Care for Feet and Ankles
Forty-seven percent of Americans suffer from a foot ailment, but only 26 percent have actually seen a podiatrist, according to the American Podiatric Medical Association.
Podiatry is an area of medicine involved in diagnosing and treating conditions of the foot and ankle. A podiatrist is a doctor of podiatric medicine (DPM) who completes four years of training in a podiatric medical school, and then spends three years as a resident in a hospital. A podiatrist is different from an orthopedist, who is a medical doctor (MD) or an osteopathic physician (DO), with training in all of the body's bones and joints. Both types of specialists are able to perform surgery and are well trained in their respective specialties.
Podiatrists at Texoma Medical Center recognize how foot and ankle conditions can impact daily activities, so they use non-surgical and surgical techniques to help patients regain pain-free mobility and promote better podiatric health.
Podiatry Services at TMC
Some of the services offered by podiatrists at TMC include:
Bunion care — A bunion is a large lump on the joint at the base of the big toe that results from changes in alignment of bones of the front part of the foot. Bunions can cause extreme pain if left untreated because the joint carries much of the body's weight while walking. Treatment options vary with each bunion, and podiatrists will work with each patient to come up with a plan; surgery is usually the last option and podiatrists encourage patients to make footwear and other changes to avoid surgery. The primary goal of most early treatment options is to relieve pressure on the bunion and halt the progression of the joint deformity.

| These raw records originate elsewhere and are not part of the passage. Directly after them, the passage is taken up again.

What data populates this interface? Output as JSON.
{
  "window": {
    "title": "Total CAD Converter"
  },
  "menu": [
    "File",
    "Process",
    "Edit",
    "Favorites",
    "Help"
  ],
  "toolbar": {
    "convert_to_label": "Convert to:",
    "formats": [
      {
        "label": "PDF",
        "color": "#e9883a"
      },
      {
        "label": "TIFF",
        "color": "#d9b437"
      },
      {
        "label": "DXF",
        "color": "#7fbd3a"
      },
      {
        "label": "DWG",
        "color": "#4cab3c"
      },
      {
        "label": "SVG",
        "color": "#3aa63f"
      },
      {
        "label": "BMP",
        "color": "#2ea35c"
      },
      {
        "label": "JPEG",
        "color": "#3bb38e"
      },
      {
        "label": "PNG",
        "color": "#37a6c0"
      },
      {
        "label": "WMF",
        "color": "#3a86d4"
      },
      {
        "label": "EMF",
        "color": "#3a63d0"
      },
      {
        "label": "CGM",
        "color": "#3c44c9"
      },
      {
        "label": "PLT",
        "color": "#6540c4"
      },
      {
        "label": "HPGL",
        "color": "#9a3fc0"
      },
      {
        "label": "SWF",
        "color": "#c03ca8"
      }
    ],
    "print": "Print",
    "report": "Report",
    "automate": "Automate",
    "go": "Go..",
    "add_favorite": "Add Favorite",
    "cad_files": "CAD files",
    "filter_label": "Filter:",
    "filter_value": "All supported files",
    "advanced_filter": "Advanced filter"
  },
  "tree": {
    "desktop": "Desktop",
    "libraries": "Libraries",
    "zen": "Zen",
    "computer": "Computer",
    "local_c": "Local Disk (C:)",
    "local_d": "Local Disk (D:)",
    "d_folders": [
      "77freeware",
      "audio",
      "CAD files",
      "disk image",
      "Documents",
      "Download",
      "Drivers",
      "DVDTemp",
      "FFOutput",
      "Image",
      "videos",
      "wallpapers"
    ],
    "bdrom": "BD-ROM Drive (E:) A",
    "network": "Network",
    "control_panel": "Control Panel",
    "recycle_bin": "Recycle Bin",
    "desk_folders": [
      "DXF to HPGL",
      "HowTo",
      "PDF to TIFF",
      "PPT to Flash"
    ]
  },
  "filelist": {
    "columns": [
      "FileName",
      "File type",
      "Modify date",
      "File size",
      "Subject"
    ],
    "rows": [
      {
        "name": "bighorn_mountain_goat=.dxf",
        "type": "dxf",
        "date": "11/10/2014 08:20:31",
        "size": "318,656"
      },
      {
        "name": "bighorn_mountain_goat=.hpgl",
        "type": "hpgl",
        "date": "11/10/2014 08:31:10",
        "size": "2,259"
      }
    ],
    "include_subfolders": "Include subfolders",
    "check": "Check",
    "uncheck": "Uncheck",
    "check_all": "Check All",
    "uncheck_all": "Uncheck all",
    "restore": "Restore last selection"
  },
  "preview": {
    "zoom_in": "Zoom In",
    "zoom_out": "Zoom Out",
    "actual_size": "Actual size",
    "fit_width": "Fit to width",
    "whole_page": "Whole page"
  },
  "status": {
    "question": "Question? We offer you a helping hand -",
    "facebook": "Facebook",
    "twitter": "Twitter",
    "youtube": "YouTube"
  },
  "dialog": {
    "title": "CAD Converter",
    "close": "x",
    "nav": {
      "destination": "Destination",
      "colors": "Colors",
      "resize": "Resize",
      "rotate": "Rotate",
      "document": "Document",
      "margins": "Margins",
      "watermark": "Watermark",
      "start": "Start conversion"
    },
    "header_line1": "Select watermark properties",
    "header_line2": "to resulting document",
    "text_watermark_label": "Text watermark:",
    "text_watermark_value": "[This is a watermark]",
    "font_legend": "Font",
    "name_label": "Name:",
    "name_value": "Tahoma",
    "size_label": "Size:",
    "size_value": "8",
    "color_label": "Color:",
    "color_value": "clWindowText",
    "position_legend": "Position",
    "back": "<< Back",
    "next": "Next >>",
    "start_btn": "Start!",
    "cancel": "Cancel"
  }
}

Diabetic foot care — Because of poor circulation and nerve damage to the feet, those with diabetes are more likely to develop wounds and infections even from a minor foot injury. Diabetic foot infections and wounds don’t typically hurt, but they can often be unrecognized by the patient because of decreased or absent sensation in the foot. When left untreated, they can lead to infection, gangrene and lower limb amputation. For this reason, people with diabetes should treat their feet with special care.
With proper care, diabetic foot wounds can generally heal themselves. Once the wounds are healed, action must be taken to prevent wounds from recurring. Diabetics are also prone to having blockages in the lower leg arteries causing inadequate blood flow to the legs and feet. Improving blood flow will help non-healing wounds due to arterial insufficiency. Treatment options include balloon angioplasty or leg bypass surgery around the blockage. Learn more about wound care at TMC >
Flatfoot reconstruction — As the name implies, flatfoot is a flattening of the arch of the foot. It can occur if the arches do not develop in childhood, from injury or aging. While some with flatfeet can benefit from shoe supports and stretching, others may require surgery to realign the affected foot joints.
Foot and ankle reconstruction — Focuses on surgical and non-surgical treatments for patients who have experienced foot and ankle injuries, have post-traumatic arthritis, or foot and ankle deformities. Learn about TMC's first total ankle replacement surgery >
Hammertoe care — A contracted or “crooked” toe, which may have resulted from previous trauma or from an imbalance in the muscles or tendons, is called a hammertoe. Hammertoes may be aggravated by shoes that don’t fit properly. A hammertoe may also result if a toe is too long and is forced into a cramped position when a tight shoe is worn. The condition may also be hereditary. Treatment options vary with the type and severity of each hammertoe. Podiatrists work with patients to make footwear and other changes as early on in treatment as possible to avoid surgery. If surgery is needed, podiatrists with a specialty in surgery can remove the tiny bone that is prominent and restore the toe joint to normal alignment, which often relieves pain. Severe hammertoes may require more complex surgical procedures.
Plantar Fasciitis care — Plantar fasciitis is an inflammation of the band of tissue (the plantar fascia) that extends from the heel to the toes. The fascia first becomes irritated and then inflamed, resulting in heel pain. People who have problems with their arches, either because of flat feet or high-arched feet, are more prone to developing plantar fasciitis. Treatments include pain relievers (non-steroidal anti-inflammatory drugs such as ibuprofen), physical therapy and over-the-counter or custom-fitted arch supports (orthotics) to help distribute pressure more evenly across the feet.
Tarsal Tunnel Syndrome — Tarsal tunnel syndrome is a squeezing on the posterior tibial nerve that runs from the inside of the ankle into the foot. It's similar to carpal tunnel syndrome in the wrist and can cause tingling, burning or numbness in the area. While tarsal tunnel syndrome can be treated with medication, orthotic devices and physical therapy, sometimes surgery can be the best option to release the compression on the posterior tibial nerve.